As the evening of October 23, 1984, wore on, Arthur Kirk became more and more desperate and angry. Negotiations over the phone had broken down. His wife, Deloris, had talked with him at around 9:30 p.m., and she had urged him to hang up the phone and remember "the plans" they had. (She never explained what she meant by the phrase.) Moments later she wrote a note to an acquaintance standing next to her that said her husband would never leave the farm alive.
At the farm, it was dark. Members of the SWAT team were in place around the farm house. Kirk had painted camouflage patterns on his face. He was wearing a gas mask and a steel Army helmet. Outside the SWAT team heard Kirk screaming and yelling.
All of a sudden, Kirk came running out of the back door carrying an AR-15 army-type rifle that was converted for automatic firing. Two policemen ordered Kirk to stop. But he kept running toward a windmill where he had built a fortress out of sandbags.
Kirk fired twice at the SWAT team voices. They saw the muzzle flashes. At least two policemen returned fire.
Officer R. A. McGuire said later, "It's instantaneous, there's no thought process, I'm just returning the fire. He's gone." McGuire could no longer see Kirk, but no one knew if he'd been hit.
In the meantime, another officer was firing from the opposite direction. A total of about 30 rounds were fired. Kirk had been hit twice, once in the thigh and once in the chest.
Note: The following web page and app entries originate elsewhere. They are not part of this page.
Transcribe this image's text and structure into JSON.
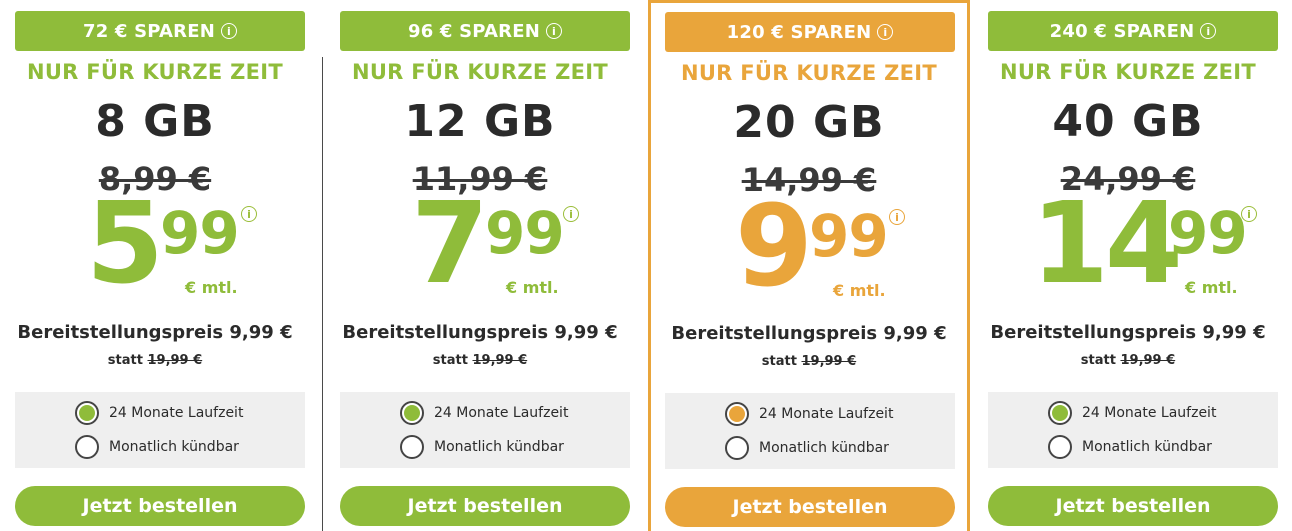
{
  "colors": {
    "accent_green": "#8fbc3a",
    "accent_orange": "#e9a53b",
    "text_dark": "#2b2b2b"
  },
  "plans": [
    {
      "savings": "72 € SPAREN",
      "promo": "NUR FÜR KURZE ZEIT",
      "volume": "8 GB",
      "old_price": "8,99 €",
      "price_euros": "5",
      "price_cents": "99",
      "price_unit": "€ mtl.",
      "setup_fee": "Bereitstellungspreis 9,99 €",
      "setup_instead": "statt",
      "setup_old": "19,99 €",
      "options": [
        "24 Monate Laufzeit",
        "Monatlich kündbar"
      ],
      "selected_option": "24 Monate Laufzeit",
      "cta": "Jetzt bestellen",
      "highlight": false
    },
    {
      "savings": "96 € SPAREN",
      "promo": "NUR FÜR KURZE ZEIT",
      "volume": "12 GB",
      "old_price": "11,99 €",
      "price_euros": "7",
      "price_cents": "99",
      "price_unit": "€ mtl.",
      "setup_fee": "Bereitstellungspreis 9,99 €",
      "setup_instead": "statt",
      "setup_old": "19,99 €",
      "options": [
        "24 Monate Laufzeit",
        "Monatlich kündbar"
      ],
      "selected_option": "24 Monate Laufzeit",
      "cta": "Jetzt bestellen",
      "highlight": false
    },
    {
      "savings": "120 € SPAREN",
      "promo": "NUR FÜR KURZE ZEIT",
      "volume": "20 GB",
      "old_price": "14,99 €",
      "price_euros": "9",
      "price_cents": "99",
      "price_unit": "€ mtl.",
      "setup_fee": "Bereitstellungspreis 9,99 €",
      "setup_instead": "statt",
      "setup_old": "19,99 €",
      "options": [
        "24 Monate Laufzeit",
        "Monatlich kündbar"
      ],
      "selected_option": "24 Monate Laufzeit",
      "cta": "Jetzt bestellen",
      "highlight": true
    },
    {
      "savings": "240 € SPAREN",
      "promo": "NUR FÜR KURZE ZEIT",
      "volume": "40 GB",
      "old_price": "24,99 €",
      "price_euros": "14",
      "price_cents": "99",
      "price_unit": "€ mtl.",
      "setup_fee": "Bereitstellungspreis 9,99 €",
      "setup_instead": "statt",
      "setup_old": "19,99 €",
      "options": [
        "24 Monate Laufzeit",
        "Monatlich kündbar"
      ],
      "selected_option": "24 Monate Laufzeit",
      "cta": "Jetzt bestellen",
      "highlight": false
    }
  ],
  "icons": {
    "info": "info-icon",
    "radio_selected": "radio-selected-icon",
    "radio_unselected": "radio-unselected-icon"
  }
}
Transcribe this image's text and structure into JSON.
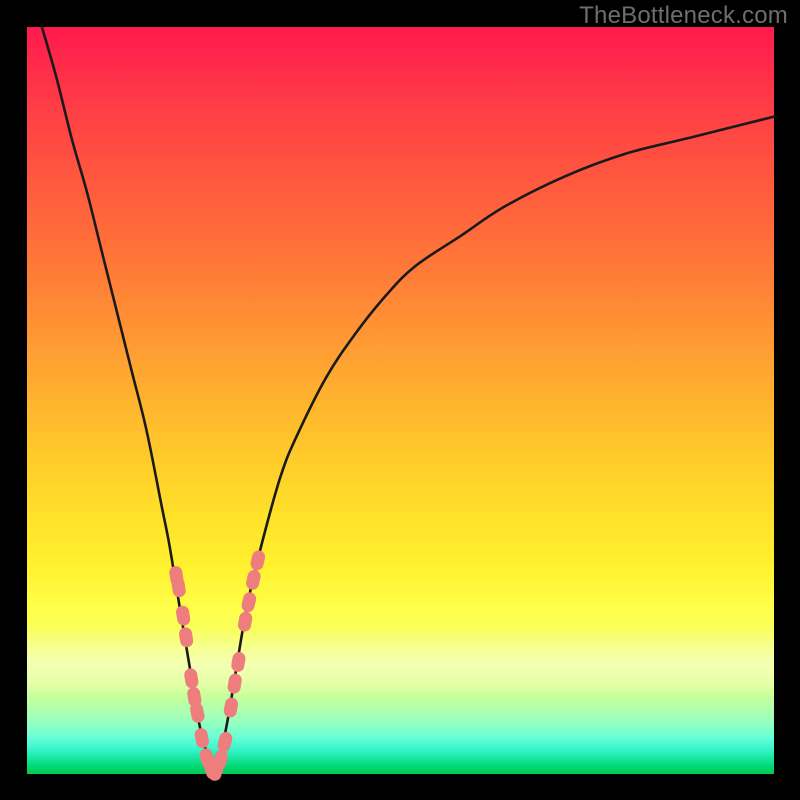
{
  "watermark": "TheBottleneck.com",
  "chart_data": {
    "type": "line",
    "title": "",
    "xlabel": "",
    "ylabel": "",
    "xlim": [
      0,
      100
    ],
    "ylim": [
      0,
      100
    ],
    "series": [
      {
        "name": "left-branch",
        "x": [
          2,
          4,
          6,
          8,
          10,
          12,
          14,
          16,
          18,
          19,
          20,
          21,
          22,
          23,
          24,
          25
        ],
        "y": [
          100,
          93,
          85,
          78,
          70,
          62,
          54,
          46,
          36,
          31,
          25,
          19,
          13,
          7,
          3,
          0
        ]
      },
      {
        "name": "right-branch",
        "x": [
          25,
          26,
          27,
          28,
          29,
          30,
          32,
          34,
          36,
          40,
          44,
          48,
          52,
          58,
          64,
          72,
          80,
          88,
          96,
          100
        ],
        "y": [
          0,
          3,
          8,
          14,
          20,
          25,
          33,
          40,
          45,
          53,
          59,
          64,
          68,
          72,
          76,
          80,
          83,
          85,
          87,
          88
        ]
      }
    ],
    "markers": {
      "name": "highlight-pills",
      "color": "#ee7d7d",
      "points": [
        {
          "x": 20.0,
          "y": 26.5
        },
        {
          "x": 20.3,
          "y": 25.0
        },
        {
          "x": 20.9,
          "y": 21.2
        },
        {
          "x": 21.3,
          "y": 18.3
        },
        {
          "x": 22.0,
          "y": 12.8
        },
        {
          "x": 22.4,
          "y": 10.3
        },
        {
          "x": 22.8,
          "y": 8.2
        },
        {
          "x": 23.4,
          "y": 4.8
        },
        {
          "x": 24.1,
          "y": 2.1
        },
        {
          "x": 24.7,
          "y": 0.6
        },
        {
          "x": 25.3,
          "y": 0.4
        },
        {
          "x": 25.9,
          "y": 1.9
        },
        {
          "x": 26.5,
          "y": 4.3
        },
        {
          "x": 27.3,
          "y": 8.9
        },
        {
          "x": 27.8,
          "y": 12.1
        },
        {
          "x": 28.3,
          "y": 15.0
        },
        {
          "x": 29.2,
          "y": 20.4
        },
        {
          "x": 29.7,
          "y": 23.0
        },
        {
          "x": 30.3,
          "y": 26.0
        },
        {
          "x": 30.9,
          "y": 28.6
        }
      ]
    }
  },
  "colors": {
    "curve": "#1a1a1a",
    "markers": "#ee7d7d",
    "frame": "#000000"
  }
}
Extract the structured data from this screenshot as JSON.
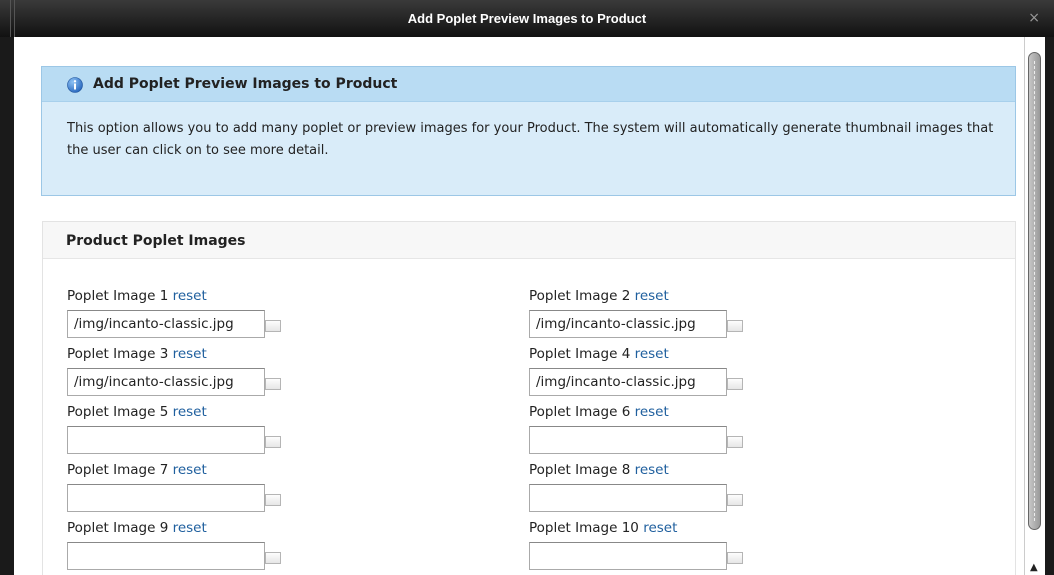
{
  "window": {
    "title": "Add Poplet Preview Images to Product",
    "close_glyph": "×"
  },
  "info": {
    "icon": "info-icon",
    "title": "Add Poplet Preview Images to Product",
    "body": "This option allows you to add many poplet or preview images for your Product. The system will automatically generate thumbnail images that the user can click on to see more detail."
  },
  "section": {
    "title": "Product Poplet Images",
    "reset_label": "reset",
    "fields": [
      {
        "label": "Poplet Image 1",
        "value": "/img/incanto-classic.jpg"
      },
      {
        "label": "Poplet Image 2",
        "value": "/img/incanto-classic.jpg"
      },
      {
        "label": "Poplet Image 3",
        "value": "/img/incanto-classic.jpg"
      },
      {
        "label": "Poplet Image 4",
        "value": "/img/incanto-classic.jpg"
      },
      {
        "label": "Poplet Image 5",
        "value": ""
      },
      {
        "label": "Poplet Image 6",
        "value": ""
      },
      {
        "label": "Poplet Image 7",
        "value": ""
      },
      {
        "label": "Poplet Image 8",
        "value": ""
      },
      {
        "label": "Poplet Image 9",
        "value": ""
      },
      {
        "label": "Poplet Image 10",
        "value": ""
      }
    ]
  },
  "colors": {
    "info_background": "#d9ecf9",
    "link": "#1f5f9e",
    "title_bar": "#1a1a1a"
  }
}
It took several minutes for police to find Kirk in the darkness. He lived for a few minutes after the shooting, but quickly bled to death.